FindingJan 12, 2022

Inclusive Monetary Policy: How Tight Labor Markets Facilitate Broad-Based Employment Growth

Nittai K. Bergman, David Matsa, Michael Weber
Expansionary monetary policy benefits the employment of workers with weak labor force attachment—Blacks, the least educated, and women—more in tight labor markets than in slack ones; this effect is economically sizeable and long lasting.

The Federal Reserve has recently emphasized the importance of understanding the labor market experiences of various communities when assessing its goal of maximum employment. Aggregate employment numbers, in other words, hide a lot of heterogeneity among groups, and the Fed has committed to addressing those differences.

However, there is little understanding of monetary policy’s effects on different segments of the labor market. Does monetary policy, often described as a blunt instrument, impact different communities in different ways?
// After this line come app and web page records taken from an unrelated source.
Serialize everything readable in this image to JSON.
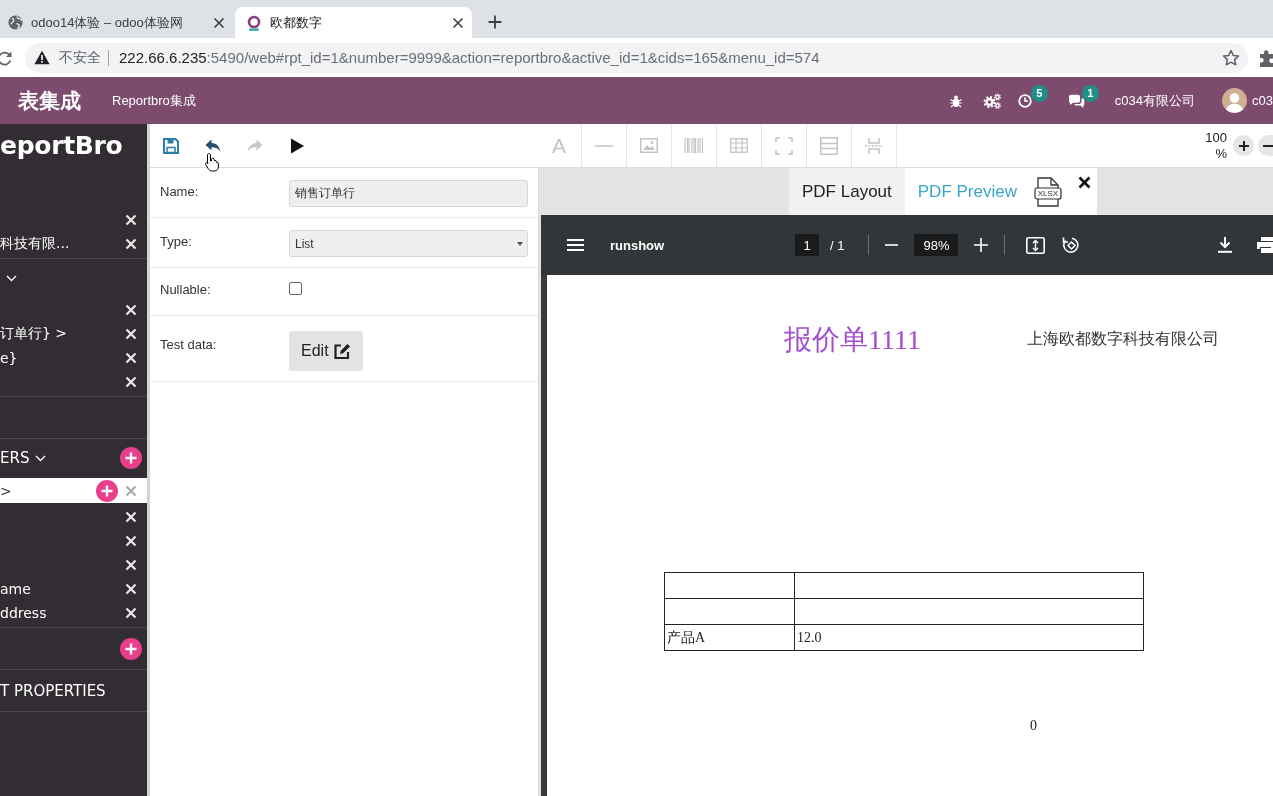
{
  "browser": {
    "tabs": [
      {
        "title": "odoo14体验 – odoo体验网",
        "selected": false
      },
      {
        "title": "欧都数字",
        "selected": true
      }
    ],
    "address": {
      "security": "不安全",
      "host": "222.66.6.235",
      "path": ":5490/web#rpt_id=1&number=9999&action=reportbro&active_id=1&cids=165&menu_id=574"
    }
  },
  "header": {
    "app": "表集成",
    "menu": [
      "Reportbro集成"
    ],
    "activity_count": "5",
    "message_count": "1",
    "company": "c034有限公司",
    "user": "c03"
  },
  "sidebar": {
    "logo": "eportBro",
    "sections": [
      {
        "kind": "list",
        "rows": [
          {
            "selected": false
          },
          {
            "label": "科技有限...",
            "selected": false
          }
        ]
      },
      {
        "kind": "list",
        "header": {
          "expanded": true
        },
        "rows": [
          {
            "selected": false
          },
          {
            "label": "订单行} >",
            "selected": false
          },
          {
            "label": "e}",
            "selected": false
          },
          {
            "selected": false
          }
        ]
      },
      {
        "kind": "header"
      },
      {
        "kind": "list",
        "header": {
          "label": "ERS",
          "expanded": true,
          "add": true
        },
        "rows": [
          {
            "label": ">",
            "selected": true,
            "add": true
          },
          {
            "selected": false
          },
          {
            "selected": false
          },
          {
            "selected": false
          },
          {
            "label": "ame",
            "selected": false
          },
          {
            "label": "ddress",
            "selected": false
          }
        ]
      },
      {
        "kind": "header",
        "add": true
      },
      {
        "kind": "header",
        "label": "T PROPERTIES"
      }
    ]
  },
  "toolbar": {
    "actions": [
      {
        "kind": "save",
        "disabled": false
      },
      {
        "kind": "undo",
        "disabled": false
      },
      {
        "kind": "redo",
        "disabled": true
      },
      {
        "kind": "preview",
        "disabled": false
      }
    ],
    "tools": [
      {
        "kind": "text",
        "label": "A",
        "disabled": true
      },
      {
        "kind": "line",
        "disabled": true
      },
      {
        "kind": "image",
        "disabled": true
      },
      {
        "kind": "barcode",
        "disabled": true
      },
      {
        "kind": "table",
        "disabled": true
      },
      {
        "kind": "frame",
        "disabled": true
      },
      {
        "kind": "section",
        "disabled": true
      },
      {
        "kind": "page_break",
        "disabled": true
      }
    ],
    "zoom": "100 %"
  },
  "properties": [
    {
      "kind": "text",
      "label": "Name:",
      "value": "销售订单行"
    },
    {
      "kind": "select",
      "label": "Type:",
      "value": "List"
    },
    {
      "kind": "checkbox",
      "label": "Nullable:",
      "checked": false
    },
    {
      "kind": "button",
      "label": "Test data:",
      "button": "Edit"
    }
  ],
  "preview": {
    "tabs": [
      {
        "label": "PDF Layout",
        "selected": false
      },
      {
        "label": "PDF Preview",
        "selected": true
      }
    ],
    "export": "XLSX",
    "viewer": {
      "title": "runshow",
      "page": "1",
      "page_total": "/ 1",
      "zoom": "98%"
    },
    "document": {
      "title": "报价单1111",
      "company": "上海欧都数字科技有限公司",
      "table": {
        "rows": [
          {
            "kind": "empty"
          },
          {
            "kind": "empty"
          },
          {
            "kind": "data",
            "cells": [
              "产品A",
              "12.0"
            ]
          }
        ]
      },
      "footer": "0"
    }
  }
}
If so, are there certain economic conditions under which the Fed can effectively target labor outcomes across different types of workers and demographic groups? 


To address these and related questions, the authors of “Inclusive Monetary Policy: How Tight Labor Markets Facilitate Broad-Based Employment Growth,” employed data from 895 local labor markets in the US between 1990 and 2019 to explore monetary policy’s heterogeneous effects with respect to workers’ race, education, and sex. Their key finding is that for demographic groups with low average labor market attachment—Blacks, the least educated, and women—monetary expansions have a larger effect on employment growth in tight labor markets. Importantly, this effect is economically large and persistent. For example:
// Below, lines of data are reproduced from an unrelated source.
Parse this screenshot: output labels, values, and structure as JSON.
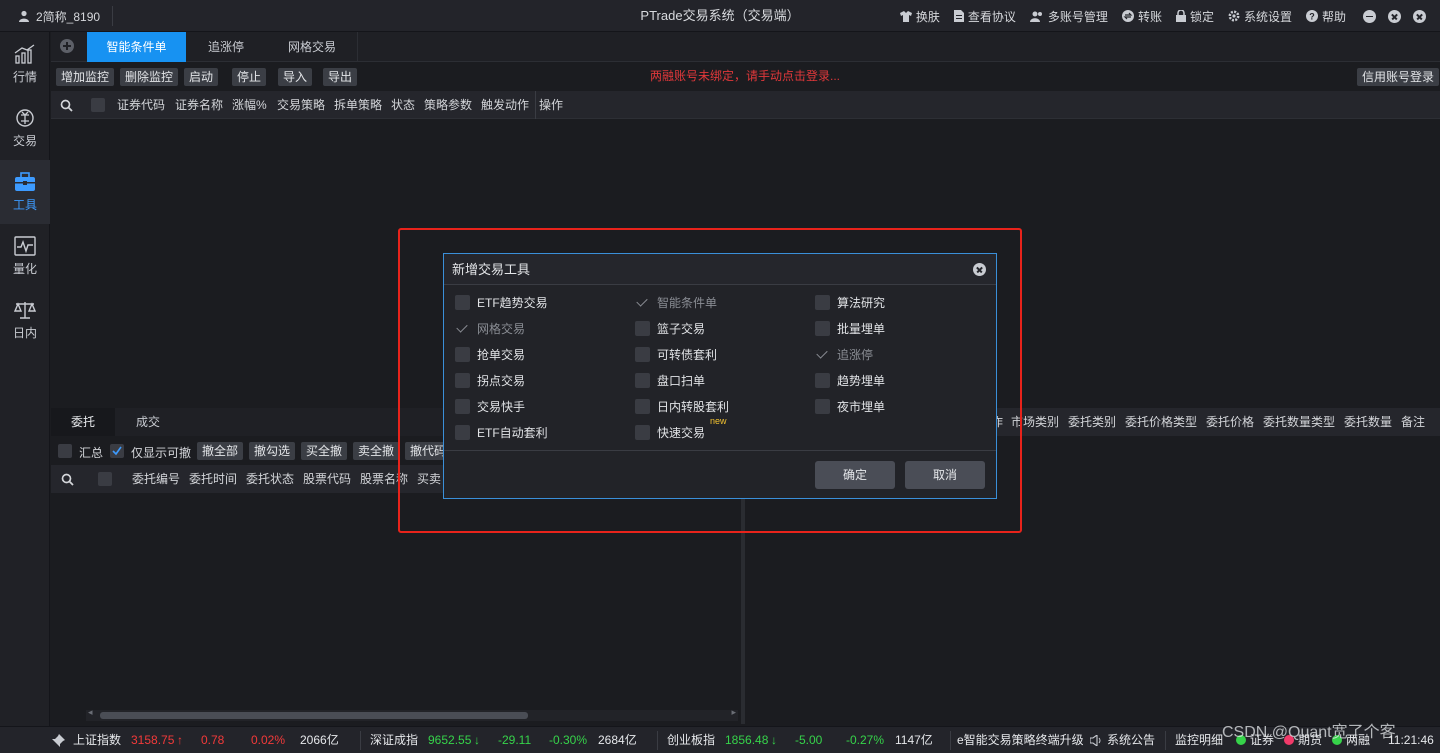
{
  "titlebar": {
    "user": "2简称_8190",
    "title": "PTrade交易系统（交易端）",
    "menu": [
      "换肤",
      "查看协议",
      "多账号管理",
      "转账",
      "锁定",
      "系统设置",
      "帮助"
    ]
  },
  "leftnav": [
    {
      "label": "行情",
      "icon": "chart-icon"
    },
    {
      "label": "交易",
      "icon": "exchange-icon"
    },
    {
      "label": "工具",
      "icon": "toolbox-icon"
    },
    {
      "label": "量化",
      "icon": "quant-icon"
    },
    {
      "label": "日内",
      "icon": "scale-icon"
    }
  ],
  "top_tabs": [
    "智能条件单",
    "追涨停",
    "网格交易"
  ],
  "toolbar": {
    "buttons": [
      "增加监控",
      "删除监控",
      "启动",
      "停止",
      "导入",
      "导出"
    ],
    "warning": "两融账号未绑定，请手动点击登录...",
    "credit_login": "信用账号登录"
  },
  "upper_columns": [
    "证券代码",
    "证券名称",
    "涨幅%",
    "交易策略",
    "拆单策略",
    "状态",
    "策略参数",
    "触发动作",
    "操作"
  ],
  "lower_tabs": [
    "委托",
    "成交"
  ],
  "lower_toolbar": {
    "summary": "汇总",
    "only_cancelable": "仅显示可撤",
    "buttons": [
      "撤全部",
      "撤勾选",
      "买全撤",
      "卖全撤",
      "撤代码"
    ]
  },
  "lower_columns": [
    "委托编号",
    "委托时间",
    "委托状态",
    "股票代码",
    "股票名称",
    "买卖"
  ],
  "right_columns": [
    "市场类别",
    "委托类别",
    "委托价格类型",
    "委托价格",
    "委托数量类型",
    "委托数量",
    "备注"
  ],
  "right_partial": "作",
  "dialog": {
    "title": "新增交易工具",
    "options": [
      {
        "label": "ETF趋势交易",
        "checked": false
      },
      {
        "label": "智能条件单",
        "checked": true
      },
      {
        "label": "算法研究",
        "checked": false
      },
      {
        "label": "网格交易",
        "checked": true
      },
      {
        "label": "篮子交易",
        "checked": false
      },
      {
        "label": "批量埋单",
        "checked": false
      },
      {
        "label": "抢单交易",
        "checked": false
      },
      {
        "label": "可转债套利",
        "checked": false
      },
      {
        "label": "追涨停",
        "checked": true
      },
      {
        "label": "拐点交易",
        "checked": false
      },
      {
        "label": "盘口扫单",
        "checked": false
      },
      {
        "label": "趋势埋单",
        "checked": false
      },
      {
        "label": "交易快手",
        "checked": false
      },
      {
        "label": "日内转股套利",
        "checked": false
      },
      {
        "label": "夜市埋单",
        "checked": false
      },
      {
        "label": "ETF自动套利",
        "checked": false
      },
      {
        "label": "快速交易",
        "checked": false,
        "tag": "new"
      }
    ],
    "ok": "确定",
    "cancel": "取消"
  },
  "statusbar": {
    "sh": {
      "name": "上证指数",
      "price": "3158.75",
      "arrow": "↑",
      "change": "0.78",
      "pct": "0.02%",
      "amount": "2066亿"
    },
    "sz": {
      "name": "深证成指",
      "price": "9652.55",
      "arrow": "↓",
      "change": "-29.11",
      "pct": "-0.30%",
      "amount": "2684亿"
    },
    "cy": {
      "name": "创业板指",
      "price": "1856.48",
      "arrow": "↓",
      "change": "-5.00",
      "pct": "-0.27%",
      "amount": "1147亿"
    },
    "ticker": "e智能交易策略终端升级",
    "announce": "系统公告",
    "monitor": "监控明细",
    "items": [
      "证券",
      "期货",
      "两融"
    ],
    "time": "11:21:46",
    "watermark": "CSDN @Quant宽了个客"
  },
  "colors": {
    "accent": "#1792f2",
    "warning": "#e0383a",
    "highlight": "#e8231b",
    "up": "#f23a3a",
    "down": "#36d34a"
  }
}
  • A one standard deviation drop in the federal funds rate in tight labor markets increases subsequent two-year Black employment growth by 0.91 percentage points, women’s employment by 0.39 percentage points, and 0.37 percentage points for workers who did not complete high school. 
  • This additional impact of monetary policy in tight labor markets is sizable, corresponding to 9% and 18% of the mean employment growth rates for Blacks and high school non-completers over the sample period, respectively.
  • Monetary policy’s incremental effects on less-attached workers’ employment growth in tight labor markets holds over time, peaking 7 to 9 quarters after interest rates decrease. (See Figure.)
  • Finally, these effects are muted or non-existent for groups with stronger labor market attachment. For example, the point estimate for White employment growth is less than one quarter of the estimate for Blacks and not statistically significant.

This work suggests that sustained expansionary monetary policy, which tightens labor markets, facilitates robust employment growth among less-attached workers. Further, the Federal Reserve’s recent change in its conduct of monetary policy from strict to average inflation targeting should benefit the employment of female, minority, and low skilled workers. At the same time, policy tradeoffs exist, as expansionary monetary policy may increase inflationary pressure and foster wealth inequality by raising asset prices.